April 12th, 2022 | Odds & Sods
I am still convinced that the most misused, and misunderstood term in the world of wine is the word “corked”. For example, we sometimes get bottles sent back by customers as “out of condition”, with a simple explanation given that the wine is “corked”. The strange thing is that the closure that we use on our wine is not made of natural cork, it is actually a synthetic closure (that has a zero carbon footprint, and made from polymers of sugar cane). If one of our bottles was actually corked then it is highly unlikely that the taint originated from our closure.
Of course, it is possible that our wine could be corked, because the fungi responsible for cork taint are also commonly found in wood processing, and therefore could enter a cellar via our wooden pallets. However, most pallets are heat treated these days to prevent the spread of wood infestations and mould.
The taint itself is a chemical compound known as TCA (trichloroanisole) which leaves a distinctive damp, musty smell in your glass, reminiscent of a wet kitchen cloth that has been left unattended for a few days in a damp place. Sometimes, the presence of TCA is barely noticeable, but when it is truly present then it will certainly spoil your wine. As a compound TCA is also very potent, just a few nanograms can ruin a tank, and less than a teaspoonful would be enough to wreck a large wine cellar.
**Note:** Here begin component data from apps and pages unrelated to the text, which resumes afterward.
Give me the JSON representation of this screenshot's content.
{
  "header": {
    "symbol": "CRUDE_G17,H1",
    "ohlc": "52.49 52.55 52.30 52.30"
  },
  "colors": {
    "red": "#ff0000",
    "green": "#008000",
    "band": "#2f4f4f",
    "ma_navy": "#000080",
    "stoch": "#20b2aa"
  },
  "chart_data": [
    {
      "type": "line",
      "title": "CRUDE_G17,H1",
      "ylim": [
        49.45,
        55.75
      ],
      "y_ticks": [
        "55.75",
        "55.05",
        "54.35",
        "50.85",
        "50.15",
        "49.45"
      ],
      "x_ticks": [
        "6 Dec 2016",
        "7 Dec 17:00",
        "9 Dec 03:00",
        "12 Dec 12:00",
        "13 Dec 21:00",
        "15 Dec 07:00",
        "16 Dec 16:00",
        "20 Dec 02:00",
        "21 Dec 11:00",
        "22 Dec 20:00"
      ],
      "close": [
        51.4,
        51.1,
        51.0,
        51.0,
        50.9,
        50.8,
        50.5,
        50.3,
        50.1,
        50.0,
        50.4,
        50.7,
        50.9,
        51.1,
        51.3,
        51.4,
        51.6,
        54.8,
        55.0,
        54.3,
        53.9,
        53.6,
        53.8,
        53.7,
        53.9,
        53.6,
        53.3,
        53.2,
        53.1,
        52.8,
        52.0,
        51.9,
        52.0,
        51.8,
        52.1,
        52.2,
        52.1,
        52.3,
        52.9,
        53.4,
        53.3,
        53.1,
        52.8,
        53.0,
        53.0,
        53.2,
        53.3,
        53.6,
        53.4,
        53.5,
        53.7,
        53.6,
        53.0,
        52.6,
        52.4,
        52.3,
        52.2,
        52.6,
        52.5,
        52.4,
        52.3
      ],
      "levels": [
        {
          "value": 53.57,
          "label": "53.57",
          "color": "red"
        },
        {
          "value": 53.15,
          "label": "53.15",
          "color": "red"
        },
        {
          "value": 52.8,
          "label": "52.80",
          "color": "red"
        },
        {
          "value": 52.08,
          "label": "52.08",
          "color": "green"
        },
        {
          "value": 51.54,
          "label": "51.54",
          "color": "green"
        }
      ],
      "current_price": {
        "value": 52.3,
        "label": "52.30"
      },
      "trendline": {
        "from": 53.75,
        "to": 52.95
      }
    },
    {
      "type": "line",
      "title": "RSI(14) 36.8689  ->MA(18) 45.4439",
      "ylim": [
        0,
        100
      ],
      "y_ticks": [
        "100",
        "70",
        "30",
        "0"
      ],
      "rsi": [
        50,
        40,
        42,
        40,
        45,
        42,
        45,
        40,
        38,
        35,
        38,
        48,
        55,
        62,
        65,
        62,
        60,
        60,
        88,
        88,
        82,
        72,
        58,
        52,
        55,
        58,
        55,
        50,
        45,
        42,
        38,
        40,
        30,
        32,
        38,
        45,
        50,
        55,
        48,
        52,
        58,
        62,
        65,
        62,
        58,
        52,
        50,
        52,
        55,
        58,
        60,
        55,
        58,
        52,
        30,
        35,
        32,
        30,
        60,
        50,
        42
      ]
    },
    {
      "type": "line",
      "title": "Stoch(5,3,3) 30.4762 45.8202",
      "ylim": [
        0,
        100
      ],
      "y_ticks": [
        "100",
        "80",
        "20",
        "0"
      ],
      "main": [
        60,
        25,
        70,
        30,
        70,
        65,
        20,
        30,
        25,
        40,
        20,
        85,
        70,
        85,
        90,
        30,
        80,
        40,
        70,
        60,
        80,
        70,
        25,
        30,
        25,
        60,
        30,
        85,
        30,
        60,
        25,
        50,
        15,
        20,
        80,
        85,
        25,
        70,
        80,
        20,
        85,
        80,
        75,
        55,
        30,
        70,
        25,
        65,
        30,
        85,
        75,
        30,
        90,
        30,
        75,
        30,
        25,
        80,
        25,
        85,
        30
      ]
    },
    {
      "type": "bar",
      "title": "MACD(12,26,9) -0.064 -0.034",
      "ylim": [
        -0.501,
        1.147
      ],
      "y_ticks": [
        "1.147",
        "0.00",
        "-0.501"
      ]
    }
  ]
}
As I mentioned before, however, the term corked is often (mis)used for a wide multitude of wine faults. The other day I cringed as I heard the commentary of a TV programme confidently proclaim “if your wine tastes sour that means it’s corked!!” (A sour wine is much more likely to be caused by a problem with the acidity, such as acetic acid that develops if a wine has been left open for too long).